═══ Input material ═══

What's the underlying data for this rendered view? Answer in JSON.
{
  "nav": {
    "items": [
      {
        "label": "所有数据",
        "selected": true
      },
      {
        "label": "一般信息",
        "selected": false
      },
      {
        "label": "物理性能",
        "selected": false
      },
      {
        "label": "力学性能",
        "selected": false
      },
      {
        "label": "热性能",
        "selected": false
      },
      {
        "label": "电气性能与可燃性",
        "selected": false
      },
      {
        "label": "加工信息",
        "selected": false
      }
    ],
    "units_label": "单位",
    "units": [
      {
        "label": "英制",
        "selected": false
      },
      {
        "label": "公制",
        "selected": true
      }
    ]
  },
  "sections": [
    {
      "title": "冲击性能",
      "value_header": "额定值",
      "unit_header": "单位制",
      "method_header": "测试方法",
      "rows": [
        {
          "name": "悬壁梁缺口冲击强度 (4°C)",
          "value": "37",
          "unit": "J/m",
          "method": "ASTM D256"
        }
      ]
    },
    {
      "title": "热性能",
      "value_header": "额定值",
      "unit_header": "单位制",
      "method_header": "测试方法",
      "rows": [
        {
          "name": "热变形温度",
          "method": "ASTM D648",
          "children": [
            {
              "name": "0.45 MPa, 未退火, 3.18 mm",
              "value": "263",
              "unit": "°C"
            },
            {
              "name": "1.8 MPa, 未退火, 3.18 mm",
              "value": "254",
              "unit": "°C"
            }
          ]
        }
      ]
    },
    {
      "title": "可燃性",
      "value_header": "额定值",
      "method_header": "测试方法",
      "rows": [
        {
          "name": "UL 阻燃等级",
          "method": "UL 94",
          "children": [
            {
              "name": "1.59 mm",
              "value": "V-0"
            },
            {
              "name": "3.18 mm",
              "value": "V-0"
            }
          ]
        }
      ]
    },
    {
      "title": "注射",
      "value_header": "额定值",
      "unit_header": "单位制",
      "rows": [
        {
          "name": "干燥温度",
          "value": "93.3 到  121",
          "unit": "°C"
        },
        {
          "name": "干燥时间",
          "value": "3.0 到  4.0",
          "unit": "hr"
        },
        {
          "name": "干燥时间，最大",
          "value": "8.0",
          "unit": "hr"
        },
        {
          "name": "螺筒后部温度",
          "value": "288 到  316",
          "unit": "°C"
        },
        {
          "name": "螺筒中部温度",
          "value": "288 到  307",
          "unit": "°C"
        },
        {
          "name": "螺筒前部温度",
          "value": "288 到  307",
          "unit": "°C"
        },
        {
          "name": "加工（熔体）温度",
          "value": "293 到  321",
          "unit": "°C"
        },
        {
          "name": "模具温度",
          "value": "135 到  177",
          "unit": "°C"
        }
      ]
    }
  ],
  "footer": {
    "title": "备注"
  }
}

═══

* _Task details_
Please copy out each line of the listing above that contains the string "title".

* _Result_
      "title": "冲击性能",
      "title": "热性能",
      "title": "可燃性",
      "title": "注射",
    "title": "备注"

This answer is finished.